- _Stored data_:
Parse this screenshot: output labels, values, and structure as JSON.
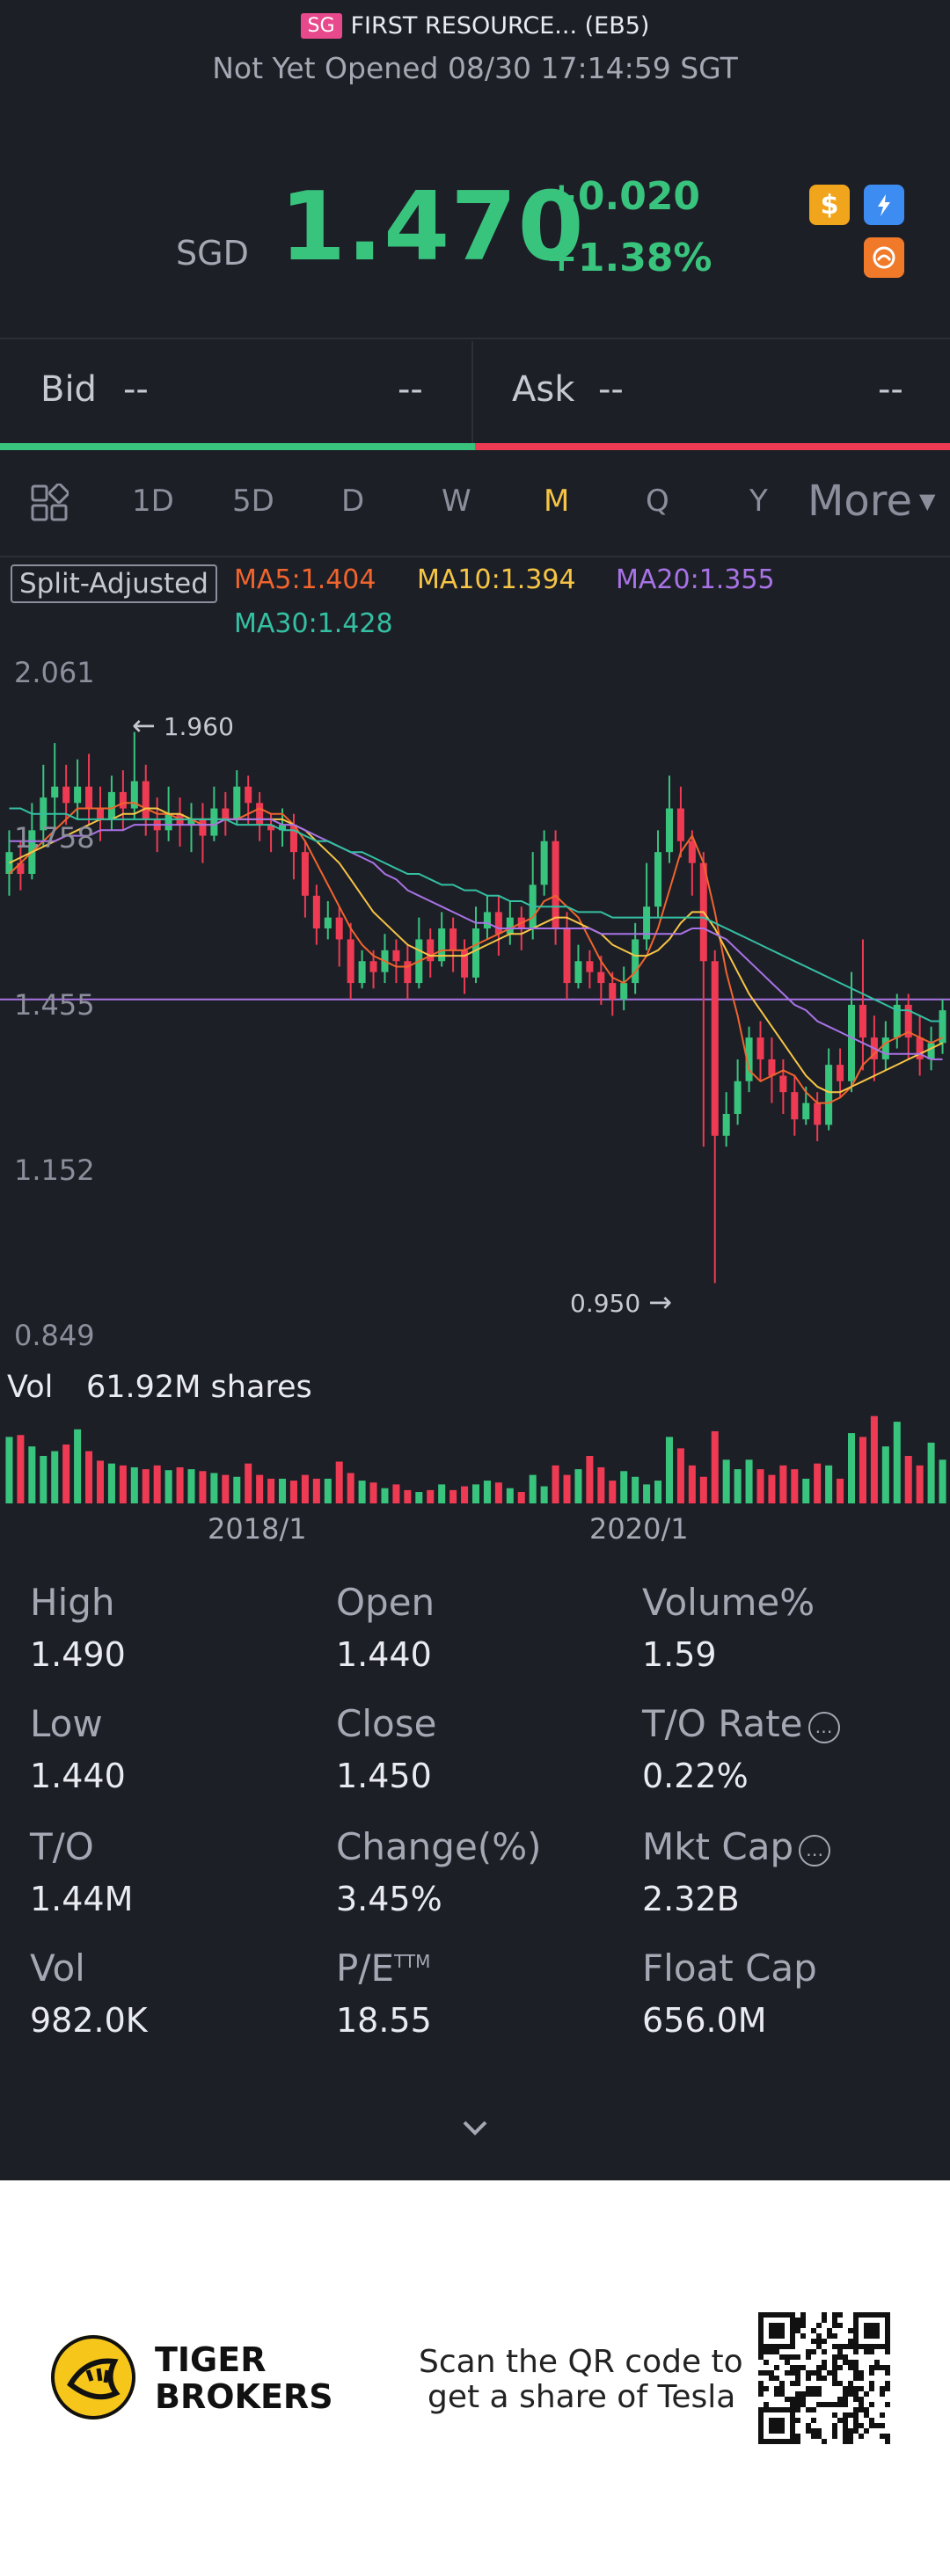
{
  "header": {
    "market_badge": "SG",
    "title": "FIRST RESOURCE... (EB5)",
    "status": "Not Yet Opened 08/30 17:14:59 SGT",
    "currency": "SGD",
    "price": "1.470",
    "change": "+0.020",
    "change_pct": "+1.38%",
    "icons": [
      "dollar-icon",
      "flash-icon",
      "brand-icon"
    ]
  },
  "bidask": {
    "bid_label": "Bid",
    "bid_value": "--",
    "bid_size": "--",
    "ask_label": "Ask",
    "ask_value": "--",
    "ask_size": "--"
  },
  "tabs": {
    "items": [
      "1D",
      "5D",
      "D",
      "W",
      "M",
      "Q",
      "Y"
    ],
    "active": "M",
    "more": "More"
  },
  "ma": {
    "split": "Split-Adjusted",
    "ma5": "MA5:1.404",
    "ma10": "MA10:1.394",
    "ma20": "MA20:1.355",
    "ma30": "MA30:1.428",
    "colors": {
      "ma5": "#f0642d",
      "ma10": "#f6c545",
      "ma20": "#a873e6",
      "ma30": "#34c0a2"
    }
  },
  "chart": {
    "y_labels": [
      "2.061",
      "1.758",
      "1.455",
      "1.152",
      "0.849"
    ],
    "high_marker": "1.960",
    "low_marker": "0.950",
    "volume_label": "Vol",
    "volume_value": "61.92M shares",
    "x_labels": [
      "2018/1",
      "2020/1"
    ]
  },
  "chart_data": {
    "type": "candlestick",
    "ylim": [
      0.849,
      2.061
    ],
    "up_color": "#39c47e",
    "down_color": "#ee3b53",
    "candles": [
      [
        1.7,
        1.74,
        1.66,
        1.78,
        1
      ],
      [
        1.72,
        1.7,
        1.67,
        1.76,
        0
      ],
      [
        1.7,
        1.78,
        1.69,
        1.83,
        1
      ],
      [
        1.78,
        1.84,
        1.75,
        1.9,
        1
      ],
      [
        1.84,
        1.86,
        1.78,
        1.94,
        1
      ],
      [
        1.86,
        1.83,
        1.79,
        1.9,
        0
      ],
      [
        1.83,
        1.86,
        1.8,
        1.91,
        1
      ],
      [
        1.86,
        1.82,
        1.79,
        1.92,
        0
      ],
      [
        1.82,
        1.8,
        1.76,
        1.86,
        0
      ],
      [
        1.8,
        1.85,
        1.78,
        1.88,
        1
      ],
      [
        1.85,
        1.82,
        1.78,
        1.89,
        0
      ],
      [
        1.82,
        1.87,
        1.8,
        1.96,
        1
      ],
      [
        1.87,
        1.8,
        1.77,
        1.9,
        0
      ],
      [
        1.8,
        1.78,
        1.74,
        1.84,
        0
      ],
      [
        1.78,
        1.81,
        1.76,
        1.86,
        1
      ],
      [
        1.81,
        1.79,
        1.75,
        1.84,
        0
      ],
      [
        1.79,
        1.8,
        1.74,
        1.83,
        1
      ],
      [
        1.8,
        1.77,
        1.72,
        1.83,
        0
      ],
      [
        1.77,
        1.82,
        1.76,
        1.86,
        1
      ],
      [
        1.82,
        1.8,
        1.77,
        1.85,
        0
      ],
      [
        1.8,
        1.86,
        1.79,
        1.89,
        1
      ],
      [
        1.86,
        1.83,
        1.79,
        1.88,
        0
      ],
      [
        1.83,
        1.79,
        1.76,
        1.85,
        0
      ],
      [
        1.79,
        1.78,
        1.74,
        1.81,
        0
      ],
      [
        1.78,
        1.79,
        1.75,
        1.82,
        1
      ],
      [
        1.79,
        1.74,
        1.69,
        1.81,
        0
      ],
      [
        1.74,
        1.66,
        1.62,
        1.76,
        0
      ],
      [
        1.66,
        1.6,
        1.57,
        1.68,
        0
      ],
      [
        1.6,
        1.62,
        1.58,
        1.65,
        1
      ],
      [
        1.62,
        1.58,
        1.53,
        1.64,
        0
      ],
      [
        1.58,
        1.5,
        1.47,
        1.61,
        0
      ],
      [
        1.5,
        1.54,
        1.49,
        1.56,
        1
      ],
      [
        1.54,
        1.52,
        1.49,
        1.56,
        0
      ],
      [
        1.52,
        1.56,
        1.5,
        1.59,
        1
      ],
      [
        1.56,
        1.54,
        1.5,
        1.58,
        0
      ],
      [
        1.54,
        1.5,
        1.47,
        1.57,
        0
      ],
      [
        1.5,
        1.58,
        1.49,
        1.62,
        1
      ],
      [
        1.58,
        1.54,
        1.51,
        1.6,
        0
      ],
      [
        1.54,
        1.6,
        1.53,
        1.63,
        1
      ],
      [
        1.6,
        1.56,
        1.52,
        1.62,
        0
      ],
      [
        1.56,
        1.51,
        1.48,
        1.58,
        0
      ],
      [
        1.51,
        1.6,
        1.5,
        1.64,
        1
      ],
      [
        1.6,
        1.63,
        1.58,
        1.66,
        1
      ],
      [
        1.63,
        1.59,
        1.55,
        1.66,
        0
      ],
      [
        1.59,
        1.62,
        1.57,
        1.65,
        1
      ],
      [
        1.62,
        1.6,
        1.56,
        1.64,
        0
      ],
      [
        1.6,
        1.68,
        1.58,
        1.74,
        1
      ],
      [
        1.68,
        1.76,
        1.66,
        1.78,
        1
      ],
      [
        1.76,
        1.6,
        1.57,
        1.78,
        0
      ],
      [
        1.6,
        1.5,
        1.47,
        1.63,
        0
      ],
      [
        1.5,
        1.54,
        1.49,
        1.57,
        1
      ],
      [
        1.54,
        1.52,
        1.49,
        1.56,
        0
      ],
      [
        1.52,
        1.5,
        1.46,
        1.55,
        0
      ],
      [
        1.5,
        1.47,
        1.44,
        1.52,
        0
      ],
      [
        1.47,
        1.5,
        1.45,
        1.53,
        1
      ],
      [
        1.5,
        1.58,
        1.48,
        1.61,
        1
      ],
      [
        1.58,
        1.64,
        1.56,
        1.72,
        1
      ],
      [
        1.64,
        1.74,
        1.62,
        1.78,
        1
      ],
      [
        1.74,
        1.82,
        1.72,
        1.88,
        1
      ],
      [
        1.82,
        1.76,
        1.73,
        1.86,
        0
      ],
      [
        1.76,
        1.72,
        1.66,
        1.78,
        0
      ],
      [
        1.72,
        1.54,
        1.2,
        1.74,
        0
      ],
      [
        1.54,
        1.22,
        0.95,
        1.56,
        0
      ],
      [
        1.22,
        1.26,
        1.2,
        1.3,
        1
      ],
      [
        1.26,
        1.32,
        1.24,
        1.36,
        1
      ],
      [
        1.32,
        1.4,
        1.3,
        1.42,
        1
      ],
      [
        1.4,
        1.36,
        1.32,
        1.43,
        0
      ],
      [
        1.36,
        1.33,
        1.28,
        1.4,
        0
      ],
      [
        1.33,
        1.3,
        1.26,
        1.36,
        0
      ],
      [
        1.3,
        1.25,
        1.22,
        1.33,
        0
      ],
      [
        1.25,
        1.28,
        1.24,
        1.31,
        1
      ],
      [
        1.28,
        1.24,
        1.21,
        1.3,
        0
      ],
      [
        1.24,
        1.35,
        1.23,
        1.38,
        1
      ],
      [
        1.35,
        1.32,
        1.29,
        1.38,
        0
      ],
      [
        1.32,
        1.46,
        1.3,
        1.52,
        1
      ],
      [
        1.46,
        1.4,
        1.34,
        1.58,
        0
      ],
      [
        1.4,
        1.36,
        1.32,
        1.44,
        0
      ],
      [
        1.36,
        1.4,
        1.34,
        1.43,
        1
      ],
      [
        1.4,
        1.46,
        1.38,
        1.48,
        1
      ],
      [
        1.46,
        1.4,
        1.36,
        1.48,
        0
      ],
      [
        1.4,
        1.36,
        1.33,
        1.44,
        0
      ],
      [
        1.36,
        1.39,
        1.34,
        1.42,
        1
      ],
      [
        1.39,
        1.45,
        1.37,
        1.47,
        1
      ]
    ],
    "ma5": [
      1.7,
      1.72,
      1.74,
      1.76,
      1.78,
      1.8,
      1.82,
      1.82,
      1.82,
      1.82,
      1.83,
      1.83,
      1.82,
      1.81,
      1.81,
      1.8,
      1.8,
      1.79,
      1.79,
      1.8,
      1.8,
      1.81,
      1.82,
      1.81,
      1.81,
      1.79,
      1.76,
      1.72,
      1.68,
      1.64,
      1.6,
      1.57,
      1.55,
      1.54,
      1.53,
      1.53,
      1.54,
      1.55,
      1.56,
      1.56,
      1.56,
      1.57,
      1.58,
      1.59,
      1.6,
      1.61,
      1.62,
      1.65,
      1.66,
      1.64,
      1.62,
      1.58,
      1.54,
      1.51,
      1.5,
      1.52,
      1.55,
      1.6,
      1.67,
      1.74,
      1.77,
      1.72,
      1.63,
      1.52,
      1.44,
      1.34,
      1.32,
      1.33,
      1.34,
      1.33,
      1.3,
      1.28,
      1.28,
      1.29,
      1.31,
      1.35,
      1.37,
      1.39,
      1.4,
      1.41,
      1.4,
      1.39,
      1.4
    ],
    "ma10": [
      1.72,
      1.73,
      1.74,
      1.75,
      1.76,
      1.77,
      1.78,
      1.79,
      1.8,
      1.8,
      1.81,
      1.81,
      1.82,
      1.82,
      1.81,
      1.81,
      1.8,
      1.8,
      1.8,
      1.8,
      1.8,
      1.8,
      1.8,
      1.8,
      1.8,
      1.79,
      1.78,
      1.76,
      1.74,
      1.72,
      1.69,
      1.66,
      1.63,
      1.61,
      1.59,
      1.57,
      1.56,
      1.55,
      1.55,
      1.55,
      1.55,
      1.56,
      1.57,
      1.58,
      1.59,
      1.59,
      1.6,
      1.61,
      1.62,
      1.62,
      1.61,
      1.6,
      1.59,
      1.57,
      1.56,
      1.55,
      1.55,
      1.56,
      1.58,
      1.61,
      1.63,
      1.63,
      1.6,
      1.56,
      1.52,
      1.48,
      1.45,
      1.42,
      1.39,
      1.36,
      1.33,
      1.31,
      1.3,
      1.3,
      1.31,
      1.32,
      1.33,
      1.34,
      1.35,
      1.36,
      1.37,
      1.38,
      1.39
    ],
    "ma20": [
      1.76,
      1.76,
      1.76,
      1.76,
      1.76,
      1.77,
      1.77,
      1.77,
      1.78,
      1.78,
      1.78,
      1.79,
      1.79,
      1.79,
      1.79,
      1.79,
      1.79,
      1.79,
      1.79,
      1.8,
      1.8,
      1.8,
      1.8,
      1.8,
      1.79,
      1.79,
      1.78,
      1.77,
      1.76,
      1.75,
      1.74,
      1.73,
      1.72,
      1.7,
      1.69,
      1.67,
      1.66,
      1.65,
      1.64,
      1.63,
      1.62,
      1.61,
      1.61,
      1.6,
      1.6,
      1.6,
      1.6,
      1.6,
      1.6,
      1.6,
      1.6,
      1.6,
      1.59,
      1.59,
      1.59,
      1.59,
      1.59,
      1.59,
      1.59,
      1.59,
      1.6,
      1.6,
      1.59,
      1.58,
      1.56,
      1.54,
      1.52,
      1.5,
      1.48,
      1.46,
      1.45,
      1.43,
      1.42,
      1.41,
      1.4,
      1.39,
      1.38,
      1.37,
      1.37,
      1.37,
      1.37,
      1.36,
      1.36
    ],
    "ma30": [
      1.82,
      1.82,
      1.81,
      1.81,
      1.81,
      1.81,
      1.8,
      1.8,
      1.8,
      1.8,
      1.8,
      1.8,
      1.8,
      1.8,
      1.8,
      1.8,
      1.8,
      1.8,
      1.8,
      1.8,
      1.79,
      1.79,
      1.79,
      1.79,
      1.78,
      1.78,
      1.77,
      1.76,
      1.76,
      1.75,
      1.74,
      1.74,
      1.73,
      1.72,
      1.71,
      1.7,
      1.7,
      1.69,
      1.68,
      1.68,
      1.67,
      1.67,
      1.66,
      1.66,
      1.65,
      1.65,
      1.64,
      1.64,
      1.64,
      1.64,
      1.63,
      1.63,
      1.63,
      1.62,
      1.62,
      1.62,
      1.62,
      1.62,
      1.62,
      1.62,
      1.62,
      1.62,
      1.61,
      1.6,
      1.59,
      1.58,
      1.57,
      1.56,
      1.55,
      1.54,
      1.53,
      1.52,
      1.51,
      1.5,
      1.49,
      1.48,
      1.47,
      1.46,
      1.45,
      1.45,
      1.44,
      1.43,
      1.43
    ],
    "current_price": 1.47,
    "volumes": [
      0.7,
      0.72,
      0.6,
      0.5,
      0.55,
      0.62,
      0.78,
      0.55,
      0.45,
      0.42,
      0.4,
      0.38,
      0.36,
      0.4,
      0.35,
      0.38,
      0.36,
      0.34,
      0.32,
      0.3,
      0.28,
      0.42,
      0.3,
      0.26,
      0.26,
      0.24,
      0.3,
      0.26,
      0.26,
      0.44,
      0.32,
      0.24,
      0.22,
      0.16,
      0.2,
      0.14,
      0.12,
      0.14,
      0.2,
      0.14,
      0.18,
      0.2,
      0.24,
      0.22,
      0.16,
      0.12,
      0.3,
      0.18,
      0.4,
      0.3,
      0.36,
      0.5,
      0.38,
      0.24,
      0.34,
      0.28,
      0.2,
      0.24,
      0.7,
      0.58,
      0.4,
      0.28,
      0.76,
      0.46,
      0.36,
      0.46,
      0.36,
      0.3,
      0.4,
      0.36,
      0.26,
      0.42,
      0.4,
      0.26,
      0.74,
      0.7,
      0.92,
      0.6,
      0.86,
      0.5,
      0.4,
      0.64,
      0.46,
      0.26,
      0.2
    ]
  },
  "stats": [
    {
      "label": "High",
      "value": "1.490"
    },
    {
      "label": "Open",
      "value": "1.440"
    },
    {
      "label": "Volume%",
      "value": "1.59"
    },
    {
      "label": "Low",
      "value": "1.440"
    },
    {
      "label": "Close",
      "value": "1.450"
    },
    {
      "label": "T/O Rate",
      "value": "0.22%"
    },
    {
      "label": "T/O",
      "value": "1.44M"
    },
    {
      "label": "Change(%)",
      "value": "3.45%"
    },
    {
      "label": "Mkt Cap",
      "value": "2.32B"
    },
    {
      "label": "Vol",
      "value": "982.0K"
    },
    {
      "label": "P/E",
      "value": "18.55"
    },
    {
      "label": "Float Cap",
      "value": "656.0M"
    }
  ],
  "stats_extra": {
    "pe_sup": "TTM",
    "info_glyph": "…"
  },
  "footer": {
    "brand1": "TIGER",
    "brand2": "BROKERS",
    "scan1": "Scan the QR code to",
    "scan2": "get a share of Tesla"
  }
}
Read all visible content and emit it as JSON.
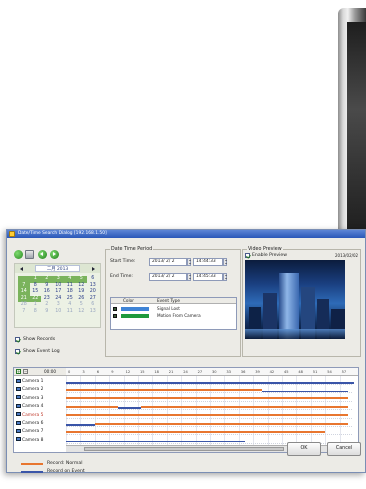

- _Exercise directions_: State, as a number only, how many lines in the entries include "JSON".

- _Expected answer_: 2